Tennis coach Judy Murray says that leading Andy to Wimbledon victory was worth the price of the “pushy” reputation she gained in the process because she believed that her son “was never going to be fully accepted for the great player he is unless he won Wimbledon”.
Speaking to Good Housekeeping magazine, the mother-of-two revealed, “I felt that nothing we did would be good enough until Andy won Wimbledon. It was always the big question hanging in the air. It wasn’t going to matter that he had been the runner-up the year before or had won the Olympic title”.
On an even more personal level, the 57-year-old says that Andy winning Wimbledon gave her a voice: “It was almost like he had to win Wimbledon before I could speak,” she told the Guardian earlier this month. It gave her the confidence to take part in Strictly Come Dancing in 2014, which, she says, “helped me to stop feeling that everyone thought I was a nightmare pushy mother”.
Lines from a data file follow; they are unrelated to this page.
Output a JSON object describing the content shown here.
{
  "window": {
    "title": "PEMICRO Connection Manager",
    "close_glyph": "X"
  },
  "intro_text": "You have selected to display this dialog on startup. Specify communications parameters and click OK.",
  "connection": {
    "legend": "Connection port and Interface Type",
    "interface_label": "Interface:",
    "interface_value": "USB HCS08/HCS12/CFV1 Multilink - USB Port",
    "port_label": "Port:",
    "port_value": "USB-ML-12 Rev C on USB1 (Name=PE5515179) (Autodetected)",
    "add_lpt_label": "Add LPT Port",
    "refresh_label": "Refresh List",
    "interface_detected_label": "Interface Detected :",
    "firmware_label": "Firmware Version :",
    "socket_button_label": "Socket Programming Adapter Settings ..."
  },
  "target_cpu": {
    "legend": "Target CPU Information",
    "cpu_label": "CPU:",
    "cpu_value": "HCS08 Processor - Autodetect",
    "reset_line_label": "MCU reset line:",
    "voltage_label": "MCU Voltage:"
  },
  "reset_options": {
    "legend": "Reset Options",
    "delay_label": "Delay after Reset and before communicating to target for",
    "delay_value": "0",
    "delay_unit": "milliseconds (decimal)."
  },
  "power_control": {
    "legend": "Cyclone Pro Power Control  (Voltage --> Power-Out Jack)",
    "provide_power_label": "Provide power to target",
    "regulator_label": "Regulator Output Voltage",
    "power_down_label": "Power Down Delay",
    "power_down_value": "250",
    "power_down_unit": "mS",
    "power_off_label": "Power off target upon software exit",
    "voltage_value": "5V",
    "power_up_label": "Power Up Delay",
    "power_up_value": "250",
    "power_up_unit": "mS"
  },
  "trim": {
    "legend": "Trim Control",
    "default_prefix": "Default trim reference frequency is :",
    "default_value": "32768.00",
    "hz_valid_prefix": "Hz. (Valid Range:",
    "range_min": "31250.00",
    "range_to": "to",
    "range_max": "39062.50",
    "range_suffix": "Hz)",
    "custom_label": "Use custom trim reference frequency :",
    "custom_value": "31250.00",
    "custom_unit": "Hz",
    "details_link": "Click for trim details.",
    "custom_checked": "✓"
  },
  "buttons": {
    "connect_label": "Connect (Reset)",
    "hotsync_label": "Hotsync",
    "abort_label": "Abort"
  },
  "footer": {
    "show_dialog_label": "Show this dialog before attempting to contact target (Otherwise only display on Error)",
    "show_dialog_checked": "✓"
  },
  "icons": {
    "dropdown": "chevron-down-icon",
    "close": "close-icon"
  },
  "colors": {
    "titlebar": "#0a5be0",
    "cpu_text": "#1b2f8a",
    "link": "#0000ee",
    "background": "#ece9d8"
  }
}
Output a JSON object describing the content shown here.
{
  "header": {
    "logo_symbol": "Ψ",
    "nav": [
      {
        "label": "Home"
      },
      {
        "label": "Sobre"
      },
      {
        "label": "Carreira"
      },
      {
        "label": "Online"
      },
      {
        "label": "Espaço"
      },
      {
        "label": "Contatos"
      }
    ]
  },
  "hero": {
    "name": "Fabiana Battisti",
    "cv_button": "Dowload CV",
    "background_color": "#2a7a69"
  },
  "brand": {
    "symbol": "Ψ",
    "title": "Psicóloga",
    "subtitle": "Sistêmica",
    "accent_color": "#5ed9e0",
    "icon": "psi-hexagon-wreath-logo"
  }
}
Her confidence had taken a number of knocks over the preceding years, she admits. After a presenter at the Scottish Sports Awards asked her whether Andy “couldn’t have bought [her] something decent to wear” on stage, she vowed never to get “caught out” again. “I turned down most things, as I was too self-conscious and I didn’t want to risk getting it wrong again,” she reveals. “If I couldn’t get out of going, I would sit in the loo with the door shut until they called everyone through. It’s not my world. I didn’t have money for clothes. I had no interest in dressing up. It was horrible.”
She also recalls her horror on spotting a newsagent’s billboard saying “Boris Becker tells Andy to ditch his mum” whilst buying milk in her local shop. “I thought, ‘People will think he knows what he’s taking about. She must be a nightmare.’ He would have no thought at all about the impact that would have on me,” she recollects.
Judy, who previously admitted that Andy and wife Kim have called her ‘glam-ma’ since the birth of their daughter, has said she has no intentions of pushing her 1-year-old granddaughter, Sophia, to follow in her father’s footsteps.
The tennis coach is still involved with nurturing young talent in the sport however, having launched ‘Miss-Hits’ – an introduction to tennis for young girls to get more girls playing tennis. Judy also runs tennis workshops, one of which was attended by the Duchess of Cambridge in Edinburgh last tear.
Judy is “hopeful” that Andy, who is currently struggling with a hip problem, will be fit for Wimbledon this year. “He’s been unlucky this year with a few illnesses and an elbow injury,” she explains. “You have not got as much time to practice on the court and not as many matches as you would like.”